Troostapalooza returns for its sophomore year this Saturday
A celebration of Troost Avenue (and the small businesses, families, and neighbors who live nearby), Troostapalooza debuted last year on the historic corridor between 30th and 31st Streets. The one-day block party returns this Saturday, September 21. We recently spoke with one of the event’s music organizers, Kemet Coleman—also known as rapper Kemet the Phantom and frontman for soul band the Phantastics—about the community celebration, which is put on by the Troost Market Collective.
The Pitch: It seems like the first year was a really big success for you all. How big did you think it was going to be?
Kemet Coleman: I knew there was going to be at least 500-1000 people, but over 3,000 people? That was not expected. [laughs]
What do you think contributed to its success?
I think there was just such a pent-up energy with Troost. It was the first opportunity that people had to really sit there and think about the history of Troost, where it’s going, and actually try to use it as a gathering space, instead of a place of division.
Troost has always had this dividing line status in Kansas City, and Troostapalooza is obviously trying to dispel that. Do you feel like this is a good first step, or more of a case that you’re following in the footsteps of others?
I think this one was different. It was definitely the most diverse festival I’ve seen in a long time in Kansas City. I just went to Irish Fest, and it was great, but that’s celebrating one side of Kansas City’s history. I think [Troostapalooza] is great because you got to see a lot of people—who probably wouldn’t have run into each other—engaging in a fun way.
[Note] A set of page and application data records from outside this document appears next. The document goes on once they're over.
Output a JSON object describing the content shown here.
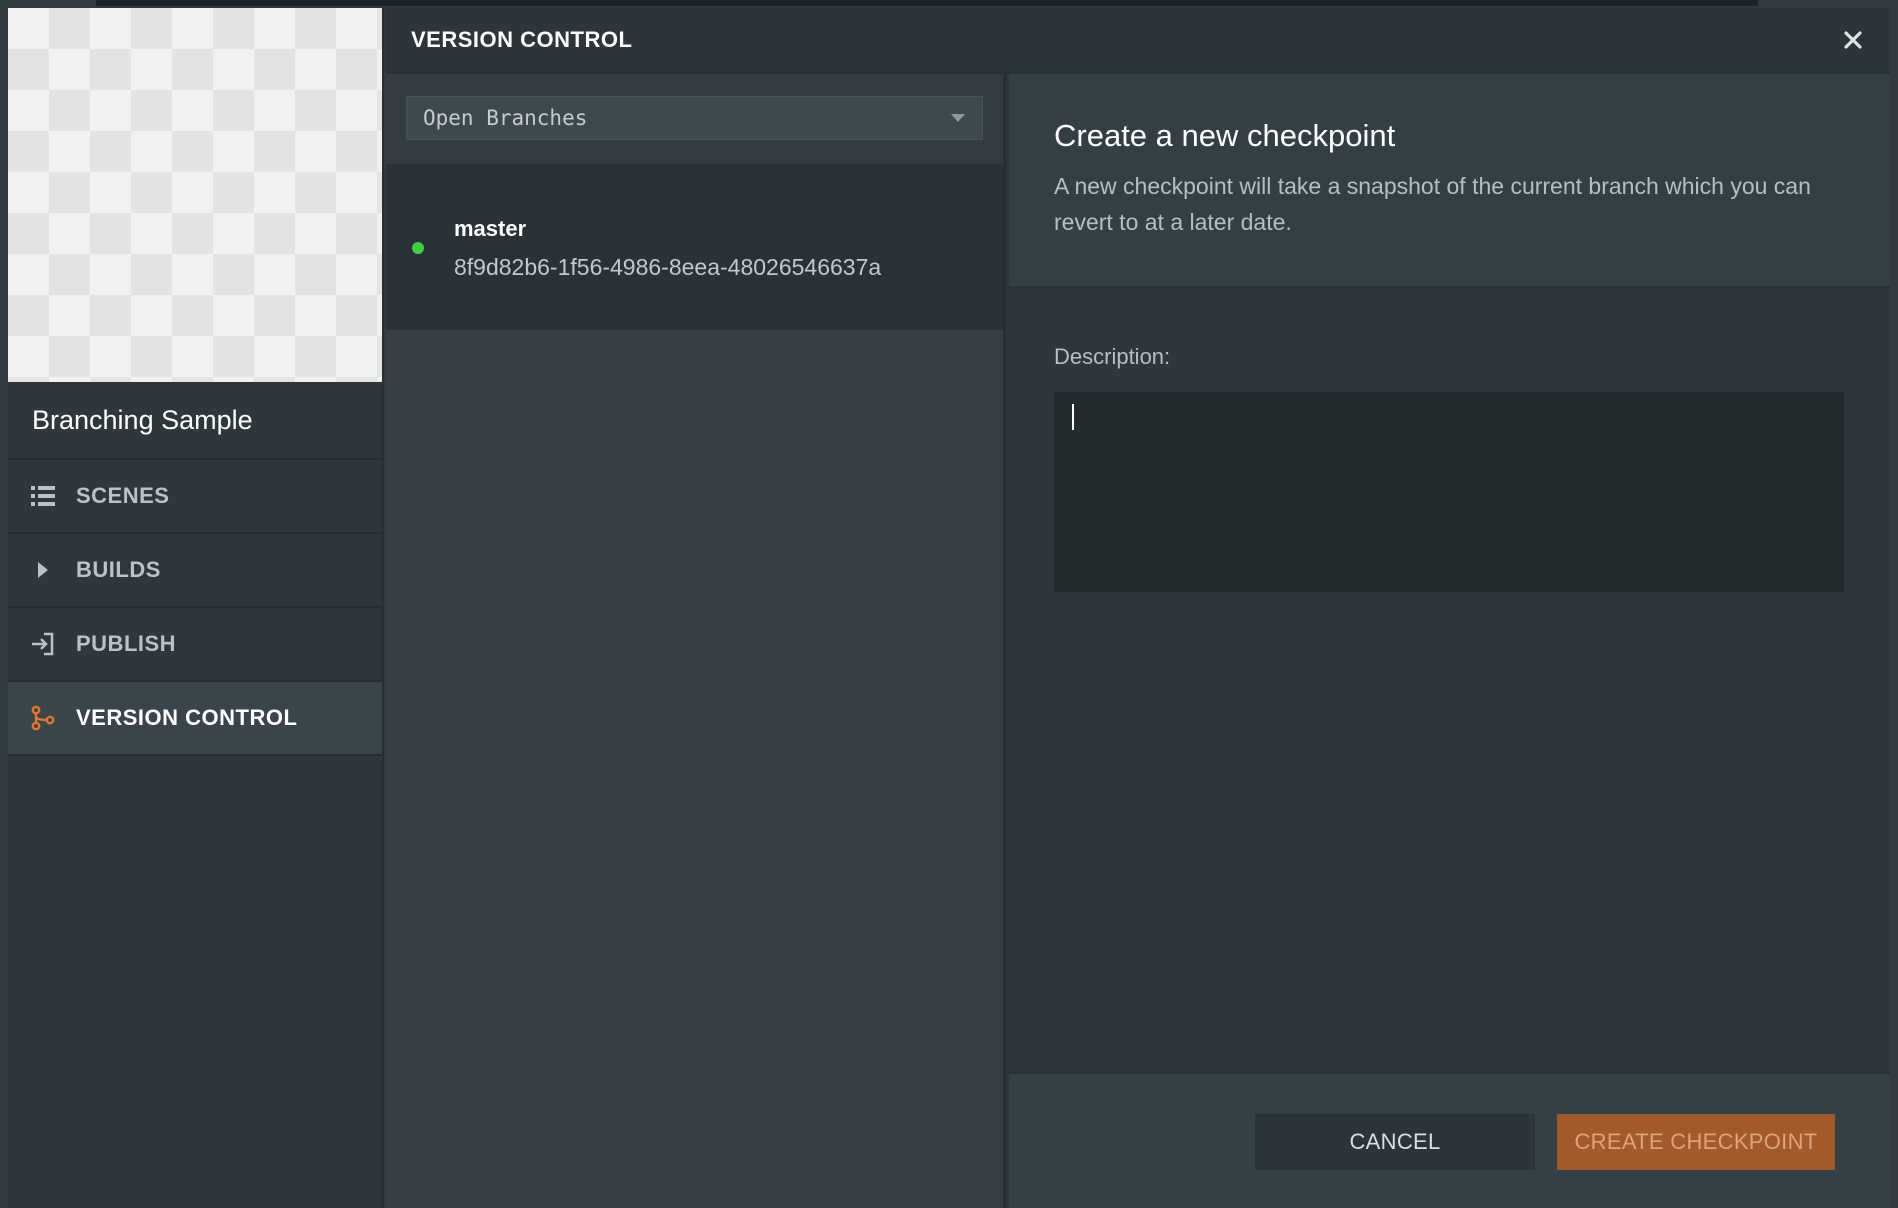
{
  "sidebar": {
    "project_name": "Branching Sample",
    "items": [
      {
        "label": "SCENES",
        "icon": "list-icon"
      },
      {
        "label": "BUILDS",
        "icon": "play-icon"
      },
      {
        "label": "PUBLISH",
        "icon": "publish-icon"
      },
      {
        "label": "VERSION CONTROL",
        "icon": "branch-icon"
      }
    ],
    "active_item": "VERSION CONTROL",
    "accent_color": "#e8742a"
  },
  "panel": {
    "title": "VERSION CONTROL"
  },
  "branches": {
    "filter_selected": "Open Branches",
    "items": [
      {
        "name": "master",
        "id": "8f9d82b6-1f56-4986-8eea-48026546637a",
        "status_color": "#3fd23f"
      }
    ]
  },
  "checkpoint": {
    "heading": "Create a new checkpoint",
    "description": "A new checkpoint will take a snapshot of the current branch which you can revert to at a later date.",
    "field_label": "Description:",
    "field_value": "",
    "cancel_label": "CANCEL",
    "create_label": "CREATE CHECKPOINT"
  }
}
There was zero violence. There were no incidents. We got people from east of Troost, west of Troost, north, south—all over the place—and it was just beautiful to see that. It was the first festival I’ve seen take on the whole agency behind awareness toward development and awareness toward community matters, and other things of that nature. I would love to see more festivals take on that task of being a good steward of the neighborhood.
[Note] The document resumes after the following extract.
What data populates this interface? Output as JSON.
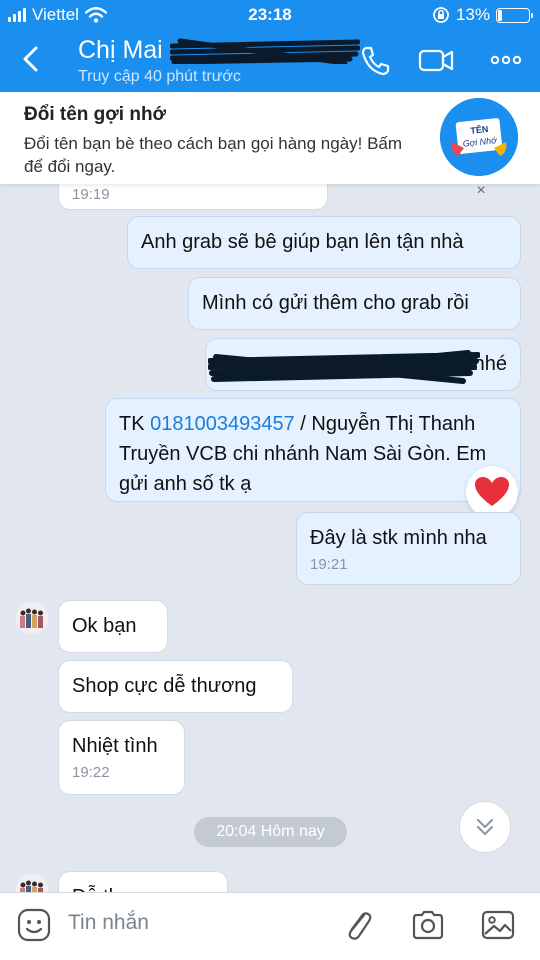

Troostapalooza benefits the Troost Market Collective, which is dedicated to helping folks in that neighborhood as well, right?
Exactly, and just getting rid of a lot of the blight that’s in the neighborhood was activating a lot of those spaces that have been abandoned and disused for decades.
Looking through photos from last year, I noticed you dancing with all those kids.
We took the horns when it came to declaring that, “Hey, this a festival where everyone can gather.” You can totally be cool with everybody from both sides of the street. All the kids were active, as well—it was not just for one generation. We wanted to be intergenerational, from newborns to old folks. It was a good place for everyone. It was inclusive.
The first part of the day, we had people from all parts of the community—adjacent in Hyde Park or Beacon Hill, and even further east in Washington-Wheatley—really just excited that there was something for their kids to do. It was free, it was open to the public, it didn’t seem alcohol-driven. I just think, however we put it it together was looking to be as inclusive as possible.
What sort of vendors and entertainment are lined up for this year?
We’re doing a lot of what we did last year, and enhancing that even further. As far as music goes, that’s definitely my department. We’ve got NvBlvckCity, Hi-Lux, The Freedom Affair, the Phantastics, obviously. The Black Creatures. We’ve got a variety of music that can cover several different grounds, but is also sensitive to the cultural sensitivities of the surrounding neighborhood and to the general audience.
JT Daniels will be continuing the mural he started last year. There’ll be food trucks, vendors, pickleball’s gonna be back with Mayor Quinton Lucas—there’ll be a lot of stuff happening.
Troostapalooza is this Saturday, September 21, on Troost Ave. between 30th and 31st Streets. Details on performers and events here.